    authFlow = new AuthFlow({ page, baseURL });
    await authFlow.requestMagicLink('', `${baseURL}/home`);
    await authFlow.clickMagicLink();

  test.afterAll(async () => {
    await authFlow.cleanup();
    await page.close();

  test("Can create an account and be redirected to /profile-setup", async ({ baseURL }) => {
    await authFlow.submitCreateAccountForm({ displayName: "Dr. Bob" });

	test('Can sign out from the user dropdown menu', async () => {
    await page.locator('button:has-text("Dr. Bob")').click();
    await Promise.all([
      page.locator('a[role="menuitem"]:has-text("Sign out")').click(),
    await expect(page.locator('button:has-text("Sign In")')).toBeVisible();


Next, we have a profile-setup.spec.ts file that contains a test that verifies that the profile setup form can be filled out and changes can be successfully saved. Tests similar to this will be pretty common in most web applications. Luckily Playwright’s API and selectors make it pretty easy. We are able to test form accessibility here by trying both clicking and tabbing to the next fields.

test("Can fill out the profile setup form and have changes saved", async ({
  existingUser: _,
}) => {
  await page.goto(`${baseURL}/profile-setup`);

  const $unsavedText = page.locator("text=You have unsaved changes");
  const $savedText = page.locator("text=Changes saved!");
  const $saveBtn = page.locator("text=Save Profile");

  await page.setInputFiles("#avatar-file", "./test/fixtures/images/avatar.avif");
  await expect.soft($savedText).toBeVisible();
  const avatarSrc = await page.locator('img[alt="Your Profile Photo"]').getAttribute("src");

  const $locationInput = page.locator('[name="location"]');
  await $locationInput.fill("Akron, OH");
  await expect($saveBtn).not.toBeDisabled();
  await $"Tab");

  await ${ force: true });
  await expect($savedText).toBeVisible();


And finally, we have a sign-in.spec.ts file that contains a test that verifies that the sign-in modal can be opened and a magic link can be sent.

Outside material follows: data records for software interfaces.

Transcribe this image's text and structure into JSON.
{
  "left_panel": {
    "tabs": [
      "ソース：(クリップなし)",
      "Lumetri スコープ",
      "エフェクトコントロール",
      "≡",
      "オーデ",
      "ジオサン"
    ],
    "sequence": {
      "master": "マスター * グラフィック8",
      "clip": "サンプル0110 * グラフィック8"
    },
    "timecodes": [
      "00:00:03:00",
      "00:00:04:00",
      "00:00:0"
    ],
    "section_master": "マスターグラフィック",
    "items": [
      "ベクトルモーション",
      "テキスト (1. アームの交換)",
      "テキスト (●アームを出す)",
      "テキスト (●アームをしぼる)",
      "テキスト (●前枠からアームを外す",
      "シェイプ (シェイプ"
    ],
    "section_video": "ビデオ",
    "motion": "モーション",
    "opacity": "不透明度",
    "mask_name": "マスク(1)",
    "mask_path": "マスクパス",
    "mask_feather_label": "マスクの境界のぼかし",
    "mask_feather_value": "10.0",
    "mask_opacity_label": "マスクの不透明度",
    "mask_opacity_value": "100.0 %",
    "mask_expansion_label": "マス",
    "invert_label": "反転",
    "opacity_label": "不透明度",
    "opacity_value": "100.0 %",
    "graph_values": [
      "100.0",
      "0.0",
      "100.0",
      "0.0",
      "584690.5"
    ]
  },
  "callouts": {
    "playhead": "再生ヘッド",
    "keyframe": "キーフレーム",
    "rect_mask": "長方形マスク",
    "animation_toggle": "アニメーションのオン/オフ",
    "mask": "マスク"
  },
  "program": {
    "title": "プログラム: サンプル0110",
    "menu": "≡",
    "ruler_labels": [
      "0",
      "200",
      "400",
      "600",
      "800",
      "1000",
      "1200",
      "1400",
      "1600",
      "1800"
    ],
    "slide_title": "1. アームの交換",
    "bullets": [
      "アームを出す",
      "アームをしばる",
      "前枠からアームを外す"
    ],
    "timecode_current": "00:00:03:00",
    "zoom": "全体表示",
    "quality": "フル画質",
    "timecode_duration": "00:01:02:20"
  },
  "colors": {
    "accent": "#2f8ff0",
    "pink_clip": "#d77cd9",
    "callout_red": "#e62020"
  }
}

test("Can open the sign in modal and have a magic link sent @smoke", async ({ page, baseURL }) => {
  await page.goto(baseURL ?? "<http://localhost:8811>");
  await page.locator('button:has-text("Sign In")').click();
  await page.locator('[placeholder="Email Address"]').fill("");
  await page.locator("text=Send magic sign in link").click();
  await expect(page.locator("text=Magic link sent!")).toBeVisible();

Once you get familiar with the API, and the tools that Playwright makes available to you, writing tests for your application becomes pretty easy… and dare I say… fun?


There is so much more that we can cover when it comes to Playwright because it’s such a fantastic and powerful tool. Hopefully, this served as a good introduction to help you get started writing some basic E2E tests for your application. We covered some good ground after the intro by looking at some of the configuration options Playwright provides, and then writing some example tests for a fictional authentication flow. Our page object model implementation provided a nice abstraction for working with our app’s authentication mechanisms.

Please keep in mind that this is not a prescription for how you need to write or structure your tests. The specific setup in this post is more to serve as a guide and a way to introduce some of the features and ways to start writing some tests. The most important part is that you can meet your application testing goals, and enjoy your time building out your tests!